Ideally, the efficiency of an application is optimized at the design stage, when the application is just being created. It is much cheaper and easier to make changes to an application at the conceptualization and coding stage. However, in most cases, an application that needs to be made more efficient is already in existence. Furthermore, usually the application is already under use, and a total redesign is not an available option. In this case, it becomes important to be able to identify which areas or aspects of the application are contributing to its inefficiency.
Now, for database applications, no matter how complicated its structure might be, the core performance issues usually arise at the database level. That is, the efficiency of database access more or less determines the overall application performance. Accessing the database, especially if the database is very large and accessed many times, is the most demanding task.
It then becomes important to consider the relevant metrics regarding queries in order to trace database performance. By looking at how well the various running queries are performing, it becomes possible to determine whether any inefficient behavior is occurring. It also becomes possible to pinpoint any inefficient behavior right to their source, to the type of queries that slow down database performance.
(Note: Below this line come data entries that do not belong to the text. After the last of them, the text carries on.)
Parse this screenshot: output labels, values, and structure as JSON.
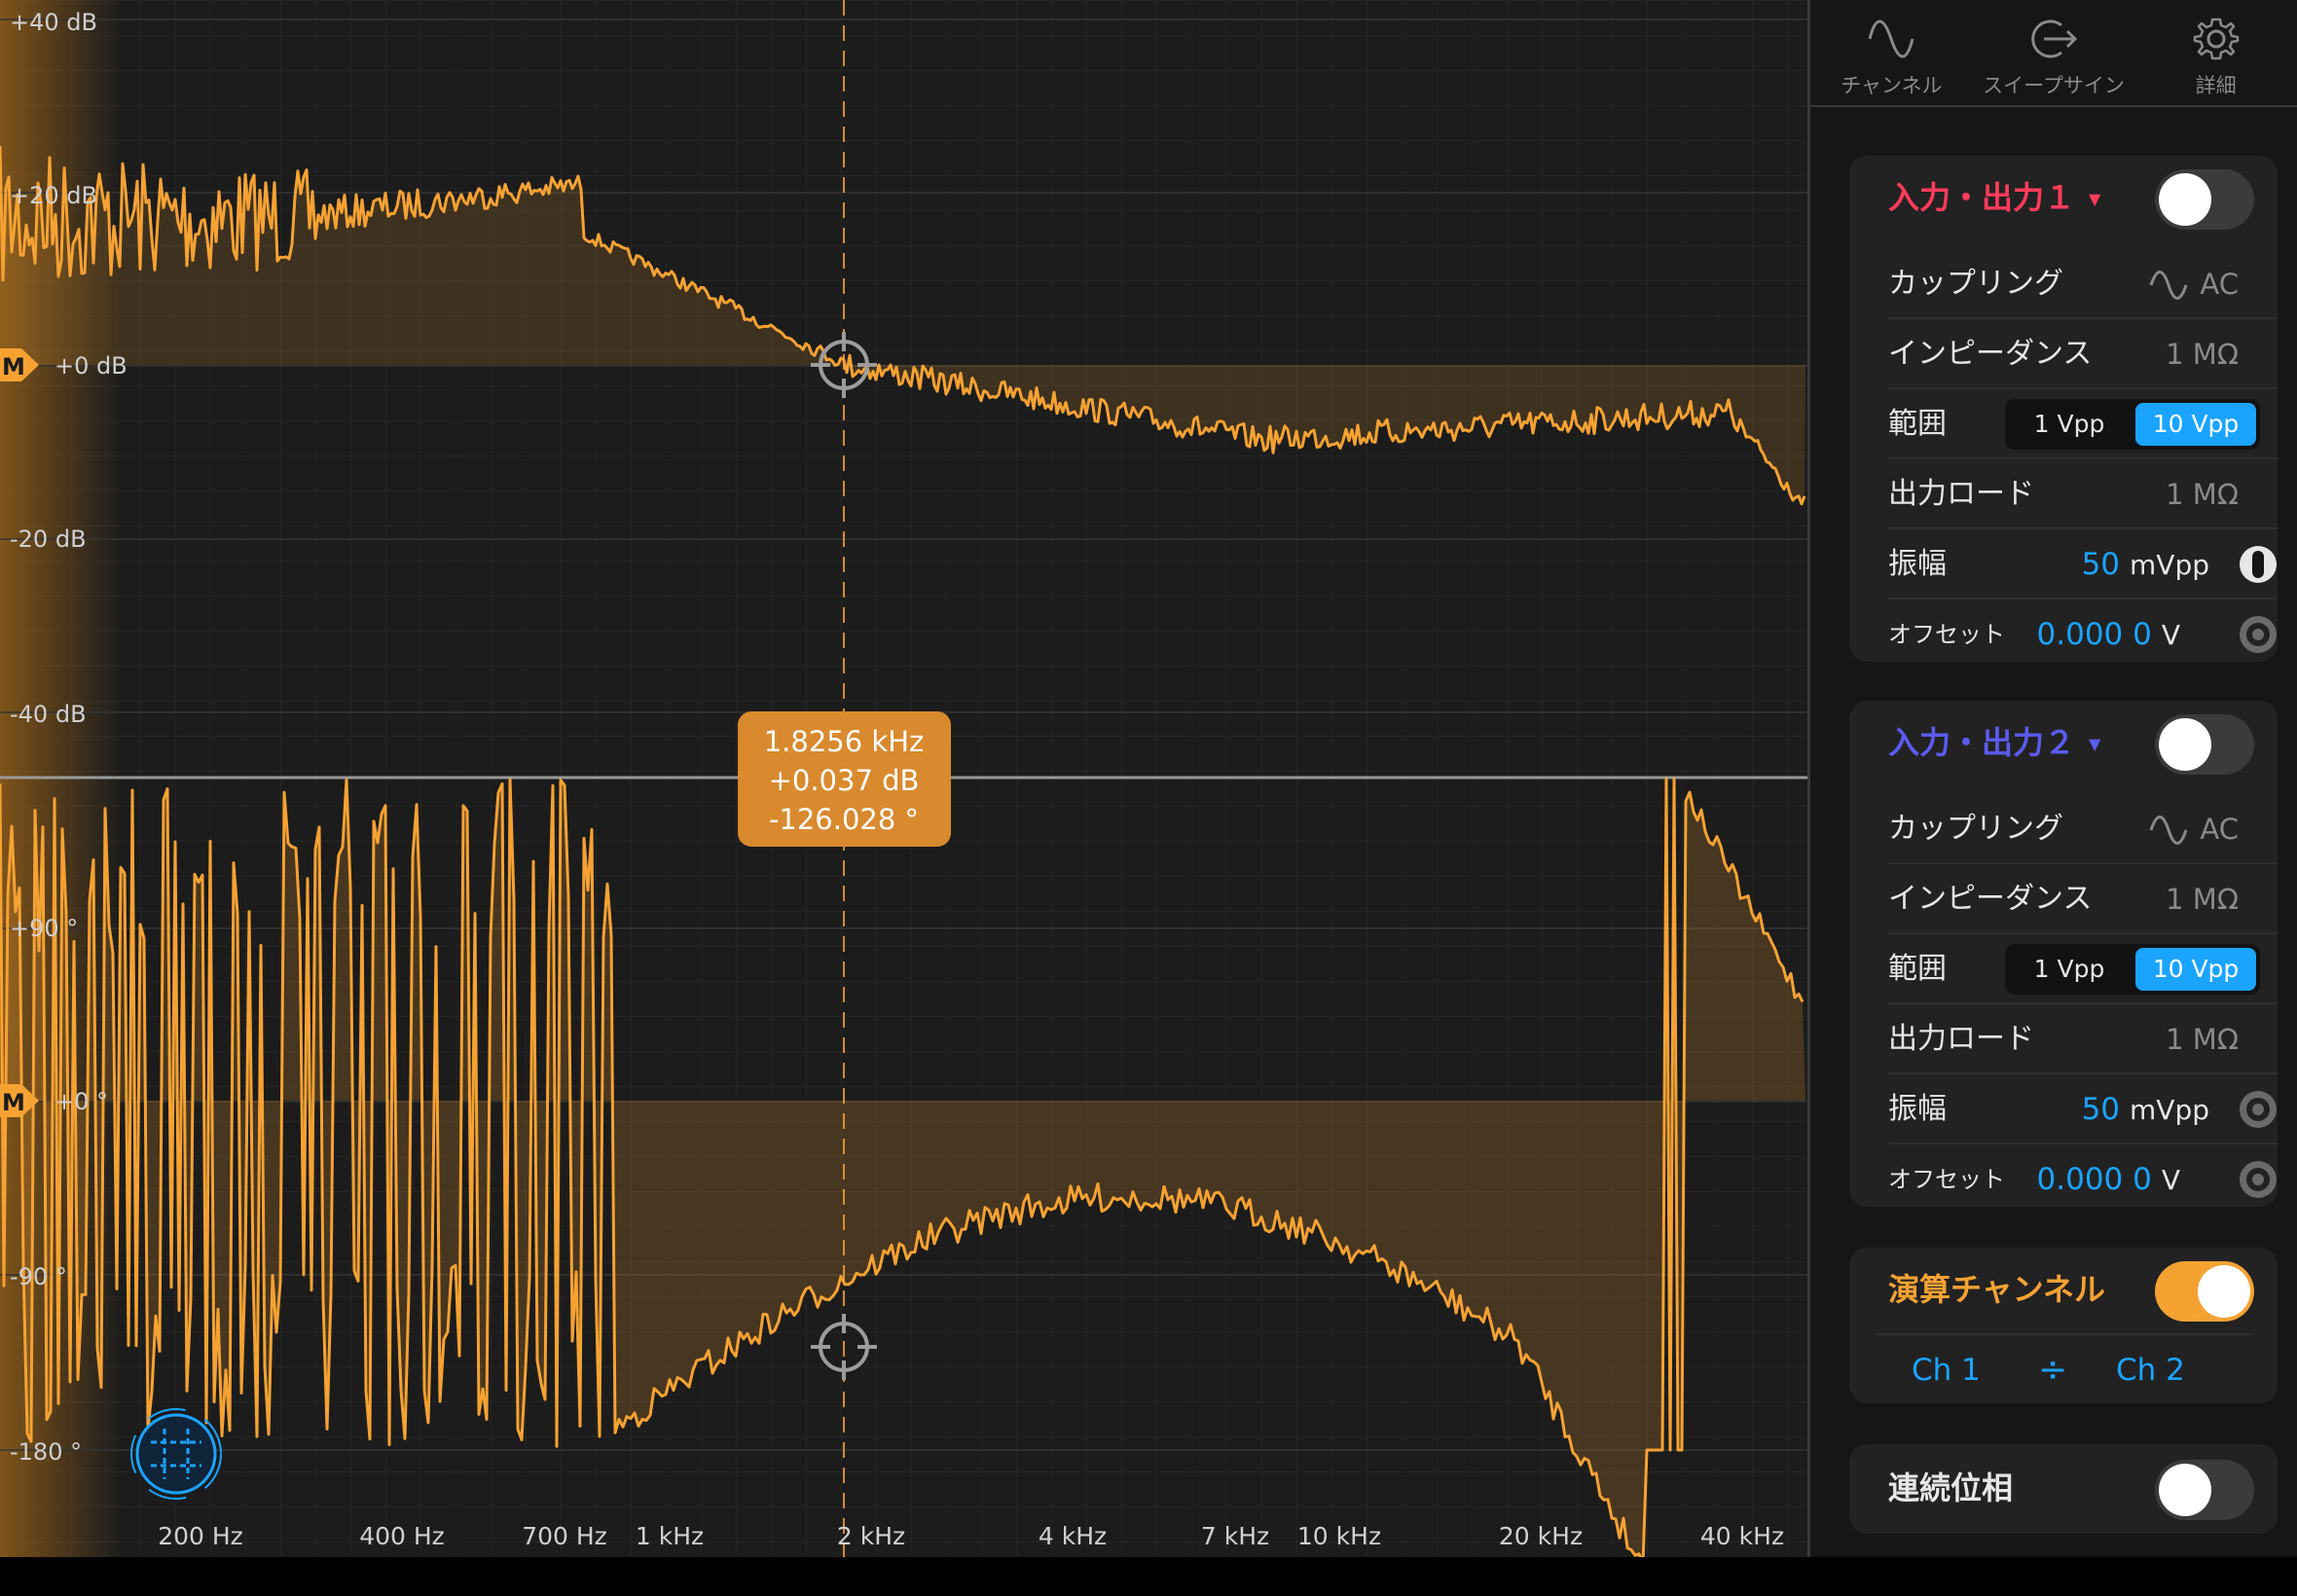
{
  "plot": {
    "mag_labels": [
      "+40 dB",
      "+20 dB",
      "+0 dB",
      "-20 dB",
      "-40 dB"
    ],
    "phase_labels": [
      "+90 °",
      "+0 °",
      "-90 °",
      "-180 °"
    ],
    "freq_labels": [
      "200 Hz",
      "400 Hz",
      "700 Hz",
      "1 kHz",
      "2 kHz",
      "4 kHz",
      "7 kHz",
      "10 kHz",
      "20 kHz",
      "40 kHz"
    ],
    "marker_label": "M",
    "cursor": {
      "freq": "1.8256 kHz",
      "mag": "+0.037 dB",
      "phase": "-126.028 °"
    },
    "trace_color": "#f5a233"
  },
  "nav": {
    "tabs": [
      {
        "label": "チャンネル",
        "icon": "sine-wave-icon"
      },
      {
        "label": "スイープサイン",
        "icon": "sweep-output-icon"
      },
      {
        "label": "詳細",
        "icon": "gear-icon"
      }
    ]
  },
  "ch1": {
    "title": "入力・出力１",
    "color": "#ff3b5c",
    "coupling_label": "カップリング",
    "coupling_value": "AC",
    "impedance_label": "インピーダンス",
    "impedance_value": "1 MΩ",
    "range_label": "範囲",
    "range_opt1": "1 Vpp",
    "range_opt2": "10 Vpp",
    "load_label": "出力ロード",
    "load_value": "1 MΩ",
    "amp_label": "振幅",
    "amp_value": "50",
    "amp_unit": "mVpp",
    "offset_label": "オフセット",
    "offset_value": "0.000 0",
    "offset_unit": "V"
  },
  "ch2": {
    "title": "入力・出力２",
    "color": "#5b5bf0",
    "coupling_label": "カップリング",
    "coupling_value": "AC",
    "impedance_label": "インピーダンス",
    "impedance_value": "1 MΩ",
    "range_label": "範囲",
    "range_opt1": "1 Vpp",
    "range_opt2": "10 Vpp",
    "load_label": "出力ロード",
    "load_value": "1 MΩ",
    "amp_label": "振幅",
    "amp_value": "50",
    "amp_unit": "mVpp",
    "offset_label": "オフセット",
    "offset_value": "0.000 0",
    "offset_unit": "V"
  },
  "math": {
    "title": "演算チャンネル",
    "ch_a": "Ch 1",
    "op": "÷",
    "ch_b": "Ch 2",
    "enabled": true
  },
  "unwrap": {
    "title": "連続位相",
    "enabled": false
  }
}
One common problem that arises in SQL databases is what is known as “session blocking”. This occurs when two separate SQL sessions attempt to access the same block of data simultaneously, while also putting a lock on this data. Then one session would have to wait until the other releases the data to be accessible to others again. Session blocking can be determined by querying the sysprocesses table. Patterns and the various metrics can be obtained, and the session blocking behavior can be traced to its root.